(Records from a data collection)
^^^^^^^^
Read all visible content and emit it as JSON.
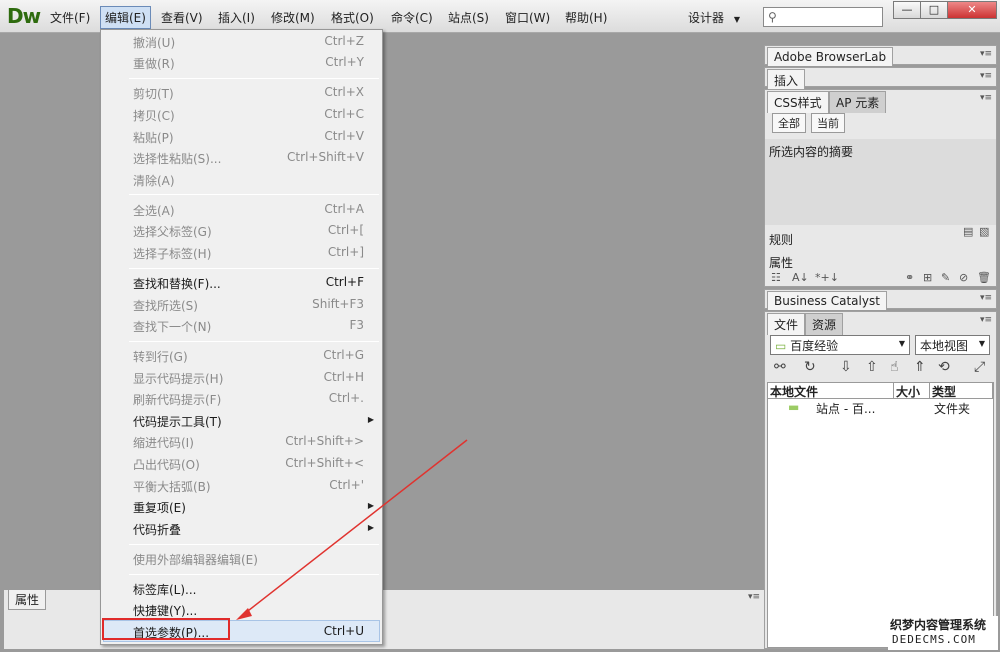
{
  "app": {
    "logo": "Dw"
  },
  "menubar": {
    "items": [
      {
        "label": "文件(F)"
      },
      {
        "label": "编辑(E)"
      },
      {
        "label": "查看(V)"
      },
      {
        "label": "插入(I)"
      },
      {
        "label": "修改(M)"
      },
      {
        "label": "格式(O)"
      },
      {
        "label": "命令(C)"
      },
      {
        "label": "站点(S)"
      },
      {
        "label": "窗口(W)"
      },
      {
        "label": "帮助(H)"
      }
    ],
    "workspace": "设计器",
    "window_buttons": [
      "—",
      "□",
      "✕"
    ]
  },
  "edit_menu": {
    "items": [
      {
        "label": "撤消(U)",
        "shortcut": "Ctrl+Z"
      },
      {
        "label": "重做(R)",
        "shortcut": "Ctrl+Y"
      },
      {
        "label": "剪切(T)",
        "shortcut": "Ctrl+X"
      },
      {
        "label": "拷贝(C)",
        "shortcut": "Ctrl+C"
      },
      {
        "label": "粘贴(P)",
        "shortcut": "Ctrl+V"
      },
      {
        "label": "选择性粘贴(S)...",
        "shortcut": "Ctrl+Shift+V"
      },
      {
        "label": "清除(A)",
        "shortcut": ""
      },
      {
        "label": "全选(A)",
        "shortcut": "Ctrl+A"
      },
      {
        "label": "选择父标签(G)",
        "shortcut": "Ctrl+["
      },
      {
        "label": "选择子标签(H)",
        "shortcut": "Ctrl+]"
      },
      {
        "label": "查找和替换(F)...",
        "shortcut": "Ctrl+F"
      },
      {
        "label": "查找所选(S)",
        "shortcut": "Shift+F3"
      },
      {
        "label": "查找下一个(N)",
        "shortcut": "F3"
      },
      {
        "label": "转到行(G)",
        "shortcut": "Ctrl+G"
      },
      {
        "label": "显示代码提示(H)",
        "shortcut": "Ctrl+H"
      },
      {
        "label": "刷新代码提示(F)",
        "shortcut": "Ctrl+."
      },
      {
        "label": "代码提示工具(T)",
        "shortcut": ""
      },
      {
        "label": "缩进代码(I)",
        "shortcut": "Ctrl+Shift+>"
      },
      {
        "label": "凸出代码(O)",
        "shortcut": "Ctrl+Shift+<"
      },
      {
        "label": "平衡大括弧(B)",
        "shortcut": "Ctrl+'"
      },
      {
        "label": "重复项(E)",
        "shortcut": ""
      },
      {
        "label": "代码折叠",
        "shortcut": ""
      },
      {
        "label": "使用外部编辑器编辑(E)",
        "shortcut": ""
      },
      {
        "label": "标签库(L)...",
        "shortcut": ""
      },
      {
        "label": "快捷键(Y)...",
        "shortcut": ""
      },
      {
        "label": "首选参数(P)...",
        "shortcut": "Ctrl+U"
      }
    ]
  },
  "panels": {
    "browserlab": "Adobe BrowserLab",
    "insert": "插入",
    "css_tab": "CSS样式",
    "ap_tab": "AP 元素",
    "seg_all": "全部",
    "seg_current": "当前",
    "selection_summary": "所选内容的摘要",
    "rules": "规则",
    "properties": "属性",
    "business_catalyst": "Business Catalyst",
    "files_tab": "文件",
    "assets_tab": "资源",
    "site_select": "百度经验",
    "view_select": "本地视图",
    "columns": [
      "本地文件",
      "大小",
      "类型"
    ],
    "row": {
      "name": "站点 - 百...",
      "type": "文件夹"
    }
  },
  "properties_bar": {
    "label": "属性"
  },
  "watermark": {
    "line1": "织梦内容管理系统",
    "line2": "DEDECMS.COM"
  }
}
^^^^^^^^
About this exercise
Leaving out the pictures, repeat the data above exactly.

Result of this exercise
Read all visible content and emit it as JSON.
{
  "app": {
    "logo": "Dw"
  },
  "menubar": {
    "items": [
      {
        "label": "文件(F)"
      },
      {
        "label": "编辑(E)"
      },
      {
        "label": "查看(V)"
      },
      {
        "label": "插入(I)"
      },
      {
        "label": "修改(M)"
      },
      {
        "label": "格式(O)"
      },
      {
        "label": "命令(C)"
      },
      {
        "label": "站点(S)"
      },
      {
        "label": "窗口(W)"
      },
      {
        "label": "帮助(H)"
      }
    ],
    "workspace": "设计器",
    "window_buttons": [
      "—",
      "□",
      "✕"
    ]
  },
  "edit_menu": {
    "items": [
      {
        "label": "撤消(U)",
        "shortcut": "Ctrl+Z"
      },
      {
        "label": "重做(R)",
        "shortcut": "Ctrl+Y"
      },
      {
        "label": "剪切(T)",
        "shortcut": "Ctrl+X"
      },
      {
        "label": "拷贝(C)",
        "shortcut": "Ctrl+C"
      },
      {
        "label": "粘贴(P)",
        "shortcut": "Ctrl+V"
      },
      {
        "label": "选择性粘贴(S)...",
        "shortcut": "Ctrl+Shift+V"
      },
      {
        "label": "清除(A)",
        "shortcut": ""
      },
      {
        "label": "全选(A)",
        "shortcut": "Ctrl+A"
      },
      {
        "label": "选择父标签(G)",
        "shortcut": "Ctrl+["
      },
      {
        "label": "选择子标签(H)",
        "shortcut": "Ctrl+]"
      },
      {
        "label": "查找和替换(F)...",
        "shortcut": "Ctrl+F"
      },
      {
        "label": "查找所选(S)",
        "shortcut": "Shift+F3"
      },
      {
        "label": "查找下一个(N)",
        "shortcut": "F3"
      },
      {
        "label": "转到行(G)",
        "shortcut": "Ctrl+G"
      },
      {
        "label": "显示代码提示(H)",
        "shortcut": "Ctrl+H"
      },
      {
        "label": "刷新代码提示(F)",
        "shortcut": "Ctrl+."
      },
      {
        "label": "代码提示工具(T)",
        "shortcut": ""
      },
      {
        "label": "缩进代码(I)",
        "shortcut": "Ctrl+Shift+>"
      },
      {
        "label": "凸出代码(O)",
        "shortcut": "Ctrl+Shift+<"
      },
      {
        "label": "平衡大括弧(B)",
        "shortcut": "Ctrl+'"
      },
      {
        "label": "重复项(E)",
        "shortcut": ""
      },
      {
        "label": "代码折叠",
        "shortcut": ""
      },
      {
        "label": "使用外部编辑器编辑(E)",
        "shortcut": ""
      },
      {
        "label": "标签库(L)...",
        "shortcut": ""
      },
      {
        "label": "快捷键(Y)...",
        "shortcut": ""
      },
      {
        "label": "首选参数(P)...",
        "shortcut": "Ctrl+U"
      }
    ]
  },
  "panels": {
    "browserlab": "Adobe BrowserLab",
    "insert": "插入",
    "css_tab": "CSS样式",
    "ap_tab": "AP 元素",
    "seg_all": "全部",
    "seg_current": "当前",
    "selection_summary": "所选内容的摘要",
    "rules": "规则",
    "properties": "属性",
    "business_catalyst": "Business Catalyst",
    "files_tab": "文件",
    "assets_tab": "资源",
    "site_select": "百度经验",
    "view_select": "本地视图",
    "columns": [
      "本地文件",
      "大小",
      "类型"
    ],
    "row": {
      "name": "站点 - 百...",
      "type": "文件夹"
    }
  },
  "properties_bar": {
    "label": "属性"
  },
  "watermark": {
    "line1": "织梦内容管理系统",
    "line2": "DEDECMS.COM"
  }
}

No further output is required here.